> **Problem**
Could you write out, word for word, only the lines from the one containing "Decode this image" through the last line of the data below?

Page and application data records:

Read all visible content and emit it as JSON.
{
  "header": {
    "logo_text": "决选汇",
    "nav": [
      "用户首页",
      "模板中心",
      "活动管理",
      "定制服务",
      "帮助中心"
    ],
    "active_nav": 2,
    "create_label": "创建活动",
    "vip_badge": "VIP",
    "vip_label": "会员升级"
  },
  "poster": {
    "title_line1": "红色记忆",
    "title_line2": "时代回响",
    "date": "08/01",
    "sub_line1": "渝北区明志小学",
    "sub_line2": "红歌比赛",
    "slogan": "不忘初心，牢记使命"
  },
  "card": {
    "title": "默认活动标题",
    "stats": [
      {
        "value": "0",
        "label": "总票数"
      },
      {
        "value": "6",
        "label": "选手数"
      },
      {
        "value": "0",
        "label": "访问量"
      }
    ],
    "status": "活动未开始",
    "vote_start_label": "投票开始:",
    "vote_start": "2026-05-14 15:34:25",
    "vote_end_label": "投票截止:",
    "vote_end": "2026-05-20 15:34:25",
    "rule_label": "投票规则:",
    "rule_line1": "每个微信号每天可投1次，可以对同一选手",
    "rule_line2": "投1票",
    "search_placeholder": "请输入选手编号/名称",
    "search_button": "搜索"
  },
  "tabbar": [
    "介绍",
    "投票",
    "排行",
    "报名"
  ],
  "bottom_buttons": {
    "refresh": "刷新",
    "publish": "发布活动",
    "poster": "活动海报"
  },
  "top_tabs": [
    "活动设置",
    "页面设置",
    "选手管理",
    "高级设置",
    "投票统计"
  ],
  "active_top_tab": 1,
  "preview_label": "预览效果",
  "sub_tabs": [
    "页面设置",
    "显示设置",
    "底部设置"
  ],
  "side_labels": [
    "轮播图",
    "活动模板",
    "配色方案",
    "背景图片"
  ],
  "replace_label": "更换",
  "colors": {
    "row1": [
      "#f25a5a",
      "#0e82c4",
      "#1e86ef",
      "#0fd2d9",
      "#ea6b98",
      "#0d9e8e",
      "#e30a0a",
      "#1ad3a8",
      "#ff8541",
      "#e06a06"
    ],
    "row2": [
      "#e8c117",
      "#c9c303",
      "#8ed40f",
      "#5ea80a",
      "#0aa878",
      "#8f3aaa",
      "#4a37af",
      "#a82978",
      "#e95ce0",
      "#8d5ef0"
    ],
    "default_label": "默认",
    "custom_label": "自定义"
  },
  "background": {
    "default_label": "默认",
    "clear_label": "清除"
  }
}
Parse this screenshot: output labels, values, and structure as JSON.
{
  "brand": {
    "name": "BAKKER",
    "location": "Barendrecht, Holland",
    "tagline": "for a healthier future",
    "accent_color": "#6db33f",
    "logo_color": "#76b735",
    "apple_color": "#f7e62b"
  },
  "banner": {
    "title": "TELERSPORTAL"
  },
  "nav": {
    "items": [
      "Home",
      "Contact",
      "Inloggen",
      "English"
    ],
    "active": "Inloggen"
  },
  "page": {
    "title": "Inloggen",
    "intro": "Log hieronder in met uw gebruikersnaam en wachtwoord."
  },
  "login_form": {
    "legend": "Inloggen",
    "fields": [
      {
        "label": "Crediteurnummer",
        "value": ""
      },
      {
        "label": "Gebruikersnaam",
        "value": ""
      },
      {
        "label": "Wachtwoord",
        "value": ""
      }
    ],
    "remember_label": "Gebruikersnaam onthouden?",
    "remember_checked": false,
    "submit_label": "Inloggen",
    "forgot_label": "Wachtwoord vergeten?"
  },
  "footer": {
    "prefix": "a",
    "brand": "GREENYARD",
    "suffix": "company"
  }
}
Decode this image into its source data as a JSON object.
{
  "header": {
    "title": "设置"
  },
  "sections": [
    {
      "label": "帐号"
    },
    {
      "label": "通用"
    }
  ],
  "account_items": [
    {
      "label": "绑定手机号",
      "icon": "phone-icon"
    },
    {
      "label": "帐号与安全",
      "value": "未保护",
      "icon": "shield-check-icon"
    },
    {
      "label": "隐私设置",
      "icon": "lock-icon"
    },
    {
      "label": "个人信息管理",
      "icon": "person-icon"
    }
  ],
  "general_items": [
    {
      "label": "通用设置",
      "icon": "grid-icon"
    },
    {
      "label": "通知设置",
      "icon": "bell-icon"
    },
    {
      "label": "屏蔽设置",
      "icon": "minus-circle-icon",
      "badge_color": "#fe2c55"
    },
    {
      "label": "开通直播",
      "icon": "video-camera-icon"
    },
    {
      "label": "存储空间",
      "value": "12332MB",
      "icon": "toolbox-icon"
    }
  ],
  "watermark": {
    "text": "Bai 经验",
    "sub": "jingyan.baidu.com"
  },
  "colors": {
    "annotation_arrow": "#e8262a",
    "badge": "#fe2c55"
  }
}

> **Completed exercise**
Decode this image into its source data as a JSON object.
{
  "header": {
    "title": "设置"
  },
  "sections": [
    {
      "label": "帐号"
    },
    {
      "label": "通用"
    }
  ],
  "account_items": [
    {
      "label": "绑定手机号",
      "icon": "phone-icon"
    },
    {
      "label": "帐号与安全",
      "value": "未保护",
      "icon": "shield-check-icon"
    },
    {
      "label": "隐私设置",
      "icon": "lock-icon"
    },
    {
      "label": "个人信息管理",
      "icon": "person-icon"
    }
  ],
  "general_items": [
    {
      "label": "通用设置",
      "icon": "grid-icon"
    },
    {
      "label": "通知设置",
      "icon": "bell-icon"
    },
    {
      "label": "屏蔽设置",
      "icon": "minus-circle-icon",
      "badge_color": "#fe2c55"
    },
    {
      "label": "开通直播",
      "icon": "video-camera-icon"
    },
    {
      "label": "存储空间",
      "value": "12332MB",
      "icon": "toolbox-icon"
    }
  ],
  "watermark": {
    "text": "Bai 经验",
    "sub": "jingyan.baidu.com"
  },
  "colors": {
    "annotation_arrow": "#e8262a",
    "badge": "#fe2c55"
  }
}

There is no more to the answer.